I’ve always wanted to be an artist, a painter; trouble is, I have no talent… whatsoever! But that hasn’t stopped me from picking up a brush and pushing paint around a canvas from time to time. I like the process, though I usually paint over the result and recycle. It’s a very economical hobby.
Early in December, I decided I would create a Christmas piece. I’d learned how to spatter paint using a balloon and I envisioned using the technique to create a big explosion of white paint onto a black canvas. I wanted to visually depict Isaiah’s prediction of the birth of Jesus:
Isaiah 40:5 “And the glory of the Lord shall be revealed.”
The white would symbolize the light, Jesus, bursting into humanity fully revealing the glory of God to a dark world.
Once I’d injected the white paint into the balloon, I wound up and with my best girl-throw, hurled the balloon at the canvas. It plopped onto the canvas, right where it was supposed to, then bounced up and off the canvas landing about 6 feet away. Then it burst. There was white paint everywhere. On the natural cedar fence, on a planter, our patio, the flowers, grass and on me. The ‘glory of the Lord’ was everywhere in our backyard!
God’s Glory in Unusual Places

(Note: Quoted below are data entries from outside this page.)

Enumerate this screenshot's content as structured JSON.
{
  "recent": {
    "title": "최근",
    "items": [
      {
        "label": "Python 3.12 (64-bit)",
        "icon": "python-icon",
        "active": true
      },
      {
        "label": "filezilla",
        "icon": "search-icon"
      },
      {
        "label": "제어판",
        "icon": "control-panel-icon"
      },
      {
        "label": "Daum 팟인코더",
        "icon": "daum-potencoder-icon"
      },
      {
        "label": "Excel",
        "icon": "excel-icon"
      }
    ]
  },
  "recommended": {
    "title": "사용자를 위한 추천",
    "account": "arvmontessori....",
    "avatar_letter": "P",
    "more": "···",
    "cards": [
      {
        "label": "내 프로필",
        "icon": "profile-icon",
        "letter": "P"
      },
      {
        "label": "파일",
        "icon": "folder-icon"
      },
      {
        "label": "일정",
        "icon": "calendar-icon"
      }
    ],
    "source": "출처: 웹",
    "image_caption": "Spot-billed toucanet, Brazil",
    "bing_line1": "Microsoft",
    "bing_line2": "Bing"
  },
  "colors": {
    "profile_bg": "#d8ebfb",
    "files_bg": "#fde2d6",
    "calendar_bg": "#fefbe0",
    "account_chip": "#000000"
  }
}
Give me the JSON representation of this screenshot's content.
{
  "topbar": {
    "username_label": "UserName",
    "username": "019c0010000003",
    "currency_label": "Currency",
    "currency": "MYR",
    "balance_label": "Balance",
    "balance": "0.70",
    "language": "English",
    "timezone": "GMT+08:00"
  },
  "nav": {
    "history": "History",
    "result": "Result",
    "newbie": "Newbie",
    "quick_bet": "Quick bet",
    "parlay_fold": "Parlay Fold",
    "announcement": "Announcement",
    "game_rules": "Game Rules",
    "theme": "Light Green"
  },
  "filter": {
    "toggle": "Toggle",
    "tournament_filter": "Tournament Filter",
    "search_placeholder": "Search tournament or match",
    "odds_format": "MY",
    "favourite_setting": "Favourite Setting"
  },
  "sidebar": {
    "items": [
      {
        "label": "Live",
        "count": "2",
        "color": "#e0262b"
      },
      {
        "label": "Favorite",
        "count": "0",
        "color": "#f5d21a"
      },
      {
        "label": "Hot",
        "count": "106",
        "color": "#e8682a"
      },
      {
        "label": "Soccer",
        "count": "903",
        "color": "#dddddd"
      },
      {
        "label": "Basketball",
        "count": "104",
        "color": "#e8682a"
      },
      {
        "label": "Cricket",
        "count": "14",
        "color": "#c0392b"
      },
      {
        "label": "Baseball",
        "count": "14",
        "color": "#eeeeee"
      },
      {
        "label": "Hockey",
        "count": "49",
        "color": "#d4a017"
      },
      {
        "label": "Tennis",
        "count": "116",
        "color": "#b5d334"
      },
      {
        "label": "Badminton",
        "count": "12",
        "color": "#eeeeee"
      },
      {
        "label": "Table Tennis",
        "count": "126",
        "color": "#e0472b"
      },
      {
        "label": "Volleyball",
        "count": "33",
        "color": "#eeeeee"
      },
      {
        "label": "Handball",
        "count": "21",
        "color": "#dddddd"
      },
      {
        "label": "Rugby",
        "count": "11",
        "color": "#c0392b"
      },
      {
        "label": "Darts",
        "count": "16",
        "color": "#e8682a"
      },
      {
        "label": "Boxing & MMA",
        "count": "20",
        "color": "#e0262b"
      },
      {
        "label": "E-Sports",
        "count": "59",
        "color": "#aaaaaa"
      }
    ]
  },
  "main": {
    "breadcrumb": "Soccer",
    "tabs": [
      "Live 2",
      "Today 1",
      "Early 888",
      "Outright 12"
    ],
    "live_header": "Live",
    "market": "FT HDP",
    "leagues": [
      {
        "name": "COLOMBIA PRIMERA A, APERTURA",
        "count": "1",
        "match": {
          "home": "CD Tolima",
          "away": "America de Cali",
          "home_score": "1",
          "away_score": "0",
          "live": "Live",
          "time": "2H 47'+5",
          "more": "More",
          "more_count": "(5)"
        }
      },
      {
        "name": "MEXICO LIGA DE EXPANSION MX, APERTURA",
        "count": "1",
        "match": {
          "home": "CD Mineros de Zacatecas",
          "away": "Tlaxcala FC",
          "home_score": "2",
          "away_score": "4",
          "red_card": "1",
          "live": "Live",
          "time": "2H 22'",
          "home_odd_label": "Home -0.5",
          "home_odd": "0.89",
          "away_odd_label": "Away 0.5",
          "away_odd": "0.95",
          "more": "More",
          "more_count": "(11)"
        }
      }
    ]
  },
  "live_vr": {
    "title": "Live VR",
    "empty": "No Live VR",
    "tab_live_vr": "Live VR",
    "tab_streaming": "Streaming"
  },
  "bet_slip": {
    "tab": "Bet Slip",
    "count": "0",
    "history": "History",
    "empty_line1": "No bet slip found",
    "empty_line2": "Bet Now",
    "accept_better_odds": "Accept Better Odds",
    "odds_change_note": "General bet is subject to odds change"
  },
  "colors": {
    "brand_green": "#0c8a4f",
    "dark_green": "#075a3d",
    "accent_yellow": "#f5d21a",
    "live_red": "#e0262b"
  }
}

That thought immediately came to mind. There’s glory everywhere. And almost as quickly I heard a divine whisper: “Yes. And My glory shows up in the most unusual places!” I laughed out loud. And then began scrubbing paint. But for the next few hours I camped on that idea…that the glory of the Lord doesn’t show up where we expect, or even how we expect. And it got me thinking and studying: What is the glory of the Lord exactly?
I found this from Bible scholar John McArthur:
“The glory of the Lord is the expression of God’s person. It is any manifestation of God’s character. In other words…it is the revelation of Himself.”
Which is why the glory of the Lord is at the heart of the Christmas story. Angels heralded, shepherds gawked, kings paid homage and all were in awe: God revealing Himself to humankind in a way never seen before. His glory had shone in creation and in specific moments to specific people in the Old Testament – Moses, the prophets, priests in the temple – but never like this. Never through a human being. In such an unusual place.
The glory of the Lord is revealed to us in Jesus. “If you’ve seen me”, said Jesus, “you’ve seen the Father”. At Christmas, God gave us the whole picture.
I finished the painting by finally – ingeniously, I thought – inserting a tiny pin through the canvas so the balloon would break. And though it hardly qualifies as art, it now hangs in our home. I see it every morning while I drink my coffee. And often I’ll ask God that day to reveal His glory in some unusual way. I’ve started keeping a record. It’s remarkable what you see when you’re looking!
Our prayer for you – and all Canadians – is that we would see the glory of the Lord revealed this year in new and fresh ways; in our marriages, in our families, in our churches and in our own hearts.
Here’s the rest of the story.
“But all of us who are Christians have no veils on our faces, but reflect like mirrors the glory of the Lord.” 2 Corinthians 3:18
There’s no way to read that verse and not get this: when we’ve seen the glory of the Lord, we become reflectors – mirrors – of that glory to the world around us. And the more we see the more we reflect. So this year, let’s look a little harder. Lean forward in our seats. Dig deeper into the Word. Look in unusual places. And when we see the glory of God revealed – and He promises we will – look long and often that we might mirror His brilliance to a dark world.
“The Word was made flesh and dwelt among us and we beheld His glory.”
I John 1:14